Next door, at Rollin' in the Dough, Wayne Tardif and Elizabeth Marad mind the stall for Ed and Rachel Page who own and operate the bakery in Sanbornton. Tardif explained that the Pages only sell their baked goods, numerous varieties of breads and pastries, at farmer's markets between Tilton and Boston. "They are selling somewhere every day of the week and sometimes at more than one location," he said.
Tardif said that he and Page are both avid motorcyclists who have been coming to the rally "forever." This year they decided to rent a space and sell their goods. "The product sells itself," Tardif said. "Everything, from cookies to breads to donuts, is baked fresh daily."
Betty and Nick Snook also brought their beaded necklaces and bracelets, which are said to ease the pain arthritis, tennis elbow, carpal tunnel syndrome and other aches and pains, to Bike Week for for the first time this year. "We've worked craft fairs in Tilton, Wolfeboro and Meredith and go to the Fryeburg Fair in Maine," Nick said. "And we went to the rally in Sturgis, South Dakota with a different product."
"This is not really our market," Betty remarked. "They are not looking for handcrafted items." She added that operating next to the "Wall of Death" and near a beer tent with live music also posed a challenge, explaining that it is not easy to sell her kind of product when conversation is difficult.
Carolyn Dudley, who in 1998 opened Dudley's Ice Cream Parlor on Route 16, just south of the New Hampshire Motor Speedway, operates from two locations, one selling soft-serve at the drive-in and another selling hard ice cream at the Lobster Pound.
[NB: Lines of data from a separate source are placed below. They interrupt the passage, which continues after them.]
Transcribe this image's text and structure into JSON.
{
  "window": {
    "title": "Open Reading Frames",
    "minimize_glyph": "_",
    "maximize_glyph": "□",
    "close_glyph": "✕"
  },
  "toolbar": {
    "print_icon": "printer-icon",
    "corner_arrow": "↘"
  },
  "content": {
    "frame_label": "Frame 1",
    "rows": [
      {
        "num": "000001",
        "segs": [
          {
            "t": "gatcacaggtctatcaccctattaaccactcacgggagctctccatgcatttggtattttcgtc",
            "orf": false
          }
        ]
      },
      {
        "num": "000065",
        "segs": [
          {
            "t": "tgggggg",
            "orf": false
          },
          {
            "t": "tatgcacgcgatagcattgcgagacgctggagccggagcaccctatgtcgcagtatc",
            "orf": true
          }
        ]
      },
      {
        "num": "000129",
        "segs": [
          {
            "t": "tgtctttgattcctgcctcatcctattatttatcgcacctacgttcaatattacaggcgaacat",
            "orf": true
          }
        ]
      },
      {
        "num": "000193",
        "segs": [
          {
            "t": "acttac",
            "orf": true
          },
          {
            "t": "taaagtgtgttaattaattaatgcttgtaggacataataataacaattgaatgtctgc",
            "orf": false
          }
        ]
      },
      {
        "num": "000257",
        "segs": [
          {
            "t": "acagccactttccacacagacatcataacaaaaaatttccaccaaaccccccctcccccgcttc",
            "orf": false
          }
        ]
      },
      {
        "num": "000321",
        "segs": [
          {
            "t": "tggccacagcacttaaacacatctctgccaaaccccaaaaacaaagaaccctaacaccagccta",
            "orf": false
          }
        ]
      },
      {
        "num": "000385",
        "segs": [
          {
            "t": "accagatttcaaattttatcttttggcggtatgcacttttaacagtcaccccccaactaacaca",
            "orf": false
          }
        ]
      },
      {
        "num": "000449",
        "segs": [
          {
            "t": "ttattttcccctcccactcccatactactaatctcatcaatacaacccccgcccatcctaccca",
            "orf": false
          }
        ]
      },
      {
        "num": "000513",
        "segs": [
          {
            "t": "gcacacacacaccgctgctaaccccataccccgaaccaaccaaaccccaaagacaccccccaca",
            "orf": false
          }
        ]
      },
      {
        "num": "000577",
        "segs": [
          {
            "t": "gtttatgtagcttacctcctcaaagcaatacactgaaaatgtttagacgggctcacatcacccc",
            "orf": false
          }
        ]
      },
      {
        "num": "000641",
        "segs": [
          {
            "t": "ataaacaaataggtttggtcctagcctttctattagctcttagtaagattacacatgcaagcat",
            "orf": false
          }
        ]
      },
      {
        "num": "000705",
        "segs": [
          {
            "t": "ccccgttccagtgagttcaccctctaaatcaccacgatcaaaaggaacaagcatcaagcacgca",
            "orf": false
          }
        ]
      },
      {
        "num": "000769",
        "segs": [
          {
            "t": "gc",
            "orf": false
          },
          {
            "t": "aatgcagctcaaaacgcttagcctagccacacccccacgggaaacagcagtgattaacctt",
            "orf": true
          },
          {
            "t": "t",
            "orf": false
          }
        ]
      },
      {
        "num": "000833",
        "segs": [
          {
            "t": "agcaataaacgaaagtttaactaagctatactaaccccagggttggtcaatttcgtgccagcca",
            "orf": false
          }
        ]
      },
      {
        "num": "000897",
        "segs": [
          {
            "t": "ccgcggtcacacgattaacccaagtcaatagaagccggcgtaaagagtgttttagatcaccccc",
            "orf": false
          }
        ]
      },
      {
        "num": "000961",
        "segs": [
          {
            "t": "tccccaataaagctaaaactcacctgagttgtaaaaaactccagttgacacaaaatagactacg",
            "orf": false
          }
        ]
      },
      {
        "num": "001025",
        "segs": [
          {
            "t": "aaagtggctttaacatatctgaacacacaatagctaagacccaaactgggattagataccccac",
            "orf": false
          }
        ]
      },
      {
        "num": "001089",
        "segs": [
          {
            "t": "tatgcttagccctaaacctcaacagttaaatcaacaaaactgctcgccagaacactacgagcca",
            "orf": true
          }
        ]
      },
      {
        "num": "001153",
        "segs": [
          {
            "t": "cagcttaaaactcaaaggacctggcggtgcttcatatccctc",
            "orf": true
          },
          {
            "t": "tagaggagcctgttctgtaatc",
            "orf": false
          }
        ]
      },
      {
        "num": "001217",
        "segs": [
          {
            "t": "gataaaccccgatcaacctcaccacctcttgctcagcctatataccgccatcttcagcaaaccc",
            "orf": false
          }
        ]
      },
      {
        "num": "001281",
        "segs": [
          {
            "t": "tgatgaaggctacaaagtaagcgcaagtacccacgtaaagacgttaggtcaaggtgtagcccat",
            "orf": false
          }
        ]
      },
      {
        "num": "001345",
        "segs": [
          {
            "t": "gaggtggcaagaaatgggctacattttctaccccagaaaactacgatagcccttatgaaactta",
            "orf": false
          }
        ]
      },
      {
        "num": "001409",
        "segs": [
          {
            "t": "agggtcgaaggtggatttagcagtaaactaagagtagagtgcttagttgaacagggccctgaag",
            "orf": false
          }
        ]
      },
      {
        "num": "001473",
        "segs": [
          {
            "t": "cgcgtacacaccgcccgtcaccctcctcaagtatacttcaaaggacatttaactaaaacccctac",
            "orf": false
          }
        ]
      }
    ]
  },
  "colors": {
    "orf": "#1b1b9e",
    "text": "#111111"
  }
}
She learned the art of making homemade ice cream from her mother who ran an ice cream stand in Shapley, Maine.
"Friends enjoyed our ice cream," Dudley said, "and asked why not sell it at the hopkinton and Deerfield fairs?'" She said when that proved successful she began eying Motorcycle Week, initially with some apprehension raised by what she had heard. But, she said "the people at the rally are extremely nice. There is nothing rowdy. It's a real family event. We serve a lot of families."
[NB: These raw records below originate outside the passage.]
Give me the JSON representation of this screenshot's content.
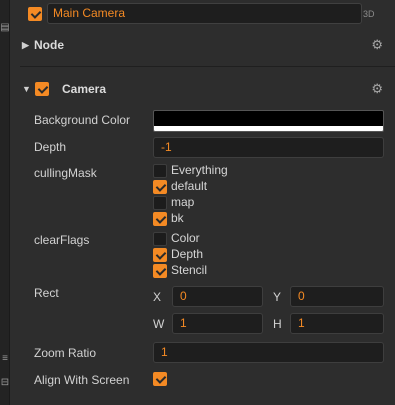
{
  "node": {
    "name": "Main Camera",
    "active": true,
    "tag_3d": "3D"
  },
  "sections": {
    "node": {
      "title": "Node",
      "expanded": false,
      "arrow_icon": "triangle-right-icon",
      "gear_icon": "gear-icon"
    },
    "camera": {
      "title": "Camera",
      "expanded": true,
      "enabled": true,
      "arrow_icon": "triangle-down-icon",
      "gear_icon": "gear-icon"
    }
  },
  "properties": {
    "background_color": {
      "label": "Background Color",
      "color": "#000000",
      "alpha_color": "#ffffff"
    },
    "depth": {
      "label": "Depth",
      "value": "-1"
    },
    "culling_mask": {
      "label": "cullingMask",
      "options": [
        {
          "label": "Everything",
          "checked": false
        },
        {
          "label": "default",
          "checked": true
        },
        {
          "label": "map",
          "checked": false
        },
        {
          "label": "bk",
          "checked": true
        }
      ]
    },
    "clear_flags": {
      "label": "clearFlags",
      "options": [
        {
          "label": "Color",
          "checked": false
        },
        {
          "label": "Depth",
          "checked": true
        },
        {
          "label": "Stencil",
          "checked": true
        }
      ]
    },
    "rect": {
      "label": "Rect",
      "x_label": "X",
      "x": "0",
      "y_label": "Y",
      "y": "0",
      "w_label": "W",
      "w": "1",
      "h_label": "H",
      "h": "1"
    },
    "zoom_ratio": {
      "label": "Zoom Ratio",
      "value": "1"
    },
    "align_with_screen": {
      "label": "Align With Screen",
      "checked": true
    }
  },
  "left_strip_glyphs": [
    "▤",
    "≡",
    "⊟"
  ],
  "accent_color": "#f48a24"
}
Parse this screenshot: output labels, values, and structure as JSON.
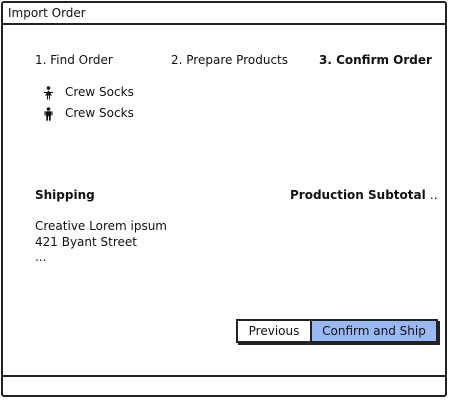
{
  "window": {
    "title": "Import Order"
  },
  "steps": [
    {
      "label": "1. Find Order"
    },
    {
      "label": "2. Prepare Products"
    },
    {
      "label": "3. Confirm Order"
    }
  ],
  "products": [
    {
      "icon": "female-person-icon",
      "label": "Crew Socks"
    },
    {
      "icon": "male-person-icon",
      "label": "Crew Socks"
    }
  ],
  "shipping": {
    "heading": "Shipping",
    "address_lines": [
      "Creative Lorem ipsum",
      "421 Byant Street",
      "..."
    ]
  },
  "production_subtotal": {
    "heading": "Production Subtotal",
    "value": ".."
  },
  "buttons": {
    "previous": "Previous",
    "confirm": "Confirm and Ship"
  },
  "colors": {
    "primary_button": "#9ab8f4",
    "border": "#222222"
  }
}
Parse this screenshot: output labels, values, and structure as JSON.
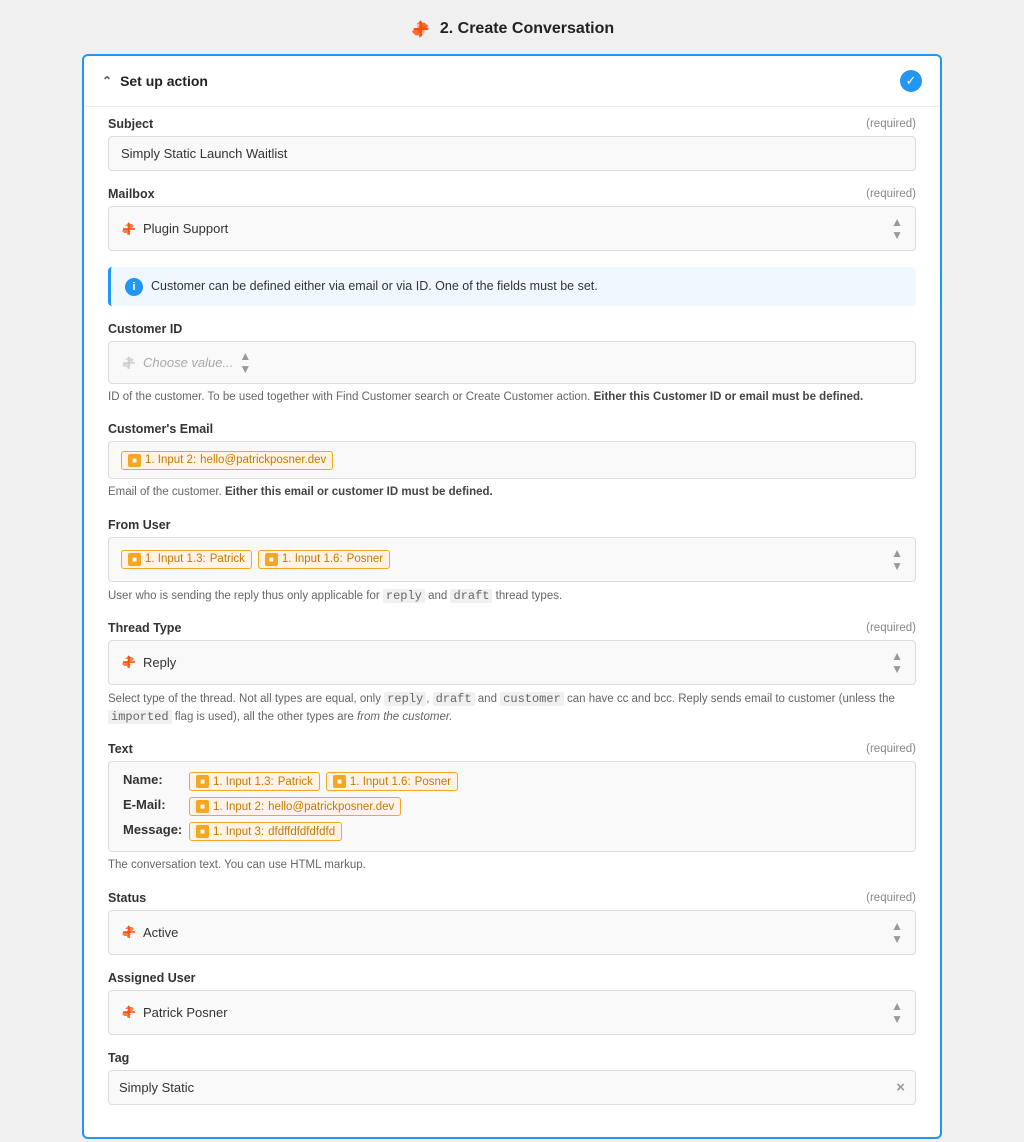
{
  "page": {
    "title": "2. Create Conversation",
    "icon": "zapier-icon"
  },
  "card": {
    "header_label": "Set up action",
    "verified": true
  },
  "form": {
    "subject": {
      "label": "Subject",
      "required": "(required)",
      "value": "Simply Static Launch Waitlist"
    },
    "mailbox": {
      "label": "Mailbox",
      "required": "(required)",
      "value": "Plugin Support"
    },
    "info_message": "Customer can be defined either via email or via ID. One of the fields must be set.",
    "customer_id": {
      "label": "Customer ID",
      "placeholder": "Choose value...",
      "helper": "ID of the customer. To be used together with Find Customer search or Create Customer action.",
      "helper_bold": "Either this Customer ID or email must be defined."
    },
    "customer_email": {
      "label": "Customer's Email",
      "token_label": "1. Input 2:",
      "token_value": "hello@patrickposner.dev",
      "helper": "Email of the customer.",
      "helper_bold": "Either this email or customer ID must be defined."
    },
    "from_user": {
      "label": "From User",
      "tokens": [
        {
          "label": "1. Input 1.3:",
          "value": "Patrick"
        },
        {
          "label": "1. Input 1.6:",
          "value": "Posner"
        }
      ],
      "helper": "User who is sending the reply thus only applicable for",
      "helper_code1": "reply",
      "helper_and": "and",
      "helper_code2": "draft",
      "helper_end": "thread types."
    },
    "thread_type": {
      "label": "Thread Type",
      "required": "(required)",
      "value": "Reply"
    },
    "thread_type_helper": "Select type of the thread. Not all types are equal, only",
    "thread_type_codes": [
      "reply",
      "draft",
      "customer"
    ],
    "thread_type_helper2": "can have cc and bcc. Reply sends email to customer (unless the",
    "thread_type_code3": "imported",
    "thread_type_helper3": "flag is used), all the other types are",
    "thread_type_italic": "from the customer.",
    "text": {
      "label": "Text",
      "required": "(required)",
      "rows": [
        {
          "label": "Name:",
          "tokens": [
            {
              "label": "1. Input 1.3:",
              "value": "Patrick"
            },
            {
              "label": "1. Input 1.6:",
              "value": "Posner"
            }
          ]
        },
        {
          "label": "E-Mail:",
          "tokens": [
            {
              "label": "1. Input 2:",
              "value": "hello@patrickposner.dev"
            }
          ]
        },
        {
          "label": "Message:",
          "tokens": [
            {
              "label": "1. Input 3:",
              "value": "dfdffdfdfdfdfd"
            }
          ]
        }
      ],
      "helper": "The conversation text. You can use HTML markup."
    },
    "status": {
      "label": "Status",
      "required": "(required)",
      "value": "Active"
    },
    "assigned_user": {
      "label": "Assigned User",
      "value": "Patrick Posner"
    },
    "tag": {
      "label": "Tag",
      "value": "Simply Static"
    }
  },
  "buttons": {
    "clear_tag": "×"
  }
}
"For ice cream you want sun," she said, casting an eye to the gray sky, "but, business picks up in the evening."
Sharky's, operated by Devan Puopolo of Gilford, whose parents own TLC Jewelry in Tilton, has catered the pond hockey tournament in Meredith and fishing derby on Lake Winnipesaukee as well as Bike Week for the past three years, This he doubled his space at the far end of the Boardwalk near Rally Headquarters, from one 10 by 10 stall to a 24 by 10 space, on the strength of strong sales a year ago.
Early in the week Puopolo said that "the weather's not doing us any good. It's keeping a lot of people away, but you gotta do what you gotta do." But, he said the first weekend went well and the forecast for the last was promising. He said that the business represents an initial investment of some $10,000 and sales at the rally have returned that and more. Puopolo said that he would like to see more local businesses at the rally. "Let's keep more of the money around here," he said.


(1) Carolyn Dudley of Carolyn's Creameree brings a smile to a little girl's face — and another to her own — with a serving her homemade ice cream at Motorcycle Week. (Laconia Daiukly Sun photo/ Michael Kitch).

(2) Devan Puopolo tends the Italian sausage and mixes the onions and peppers over a hot grill at Sharky's Hot Dogs and Sausages on the Boardwalk, where the food vendor has operated during the last three rallies. (Laconia Daily Sun photo/Michael Kitch)

(3) For the cookie monsters at Bike Week, Wayne Tardif and Elizabeth Marad of Rollin' in the Dough offer a variety of fresh baked treats at the Weirs Beach Drive-In Theatre. (Laconia Daily Sun photo/Michael Kitch)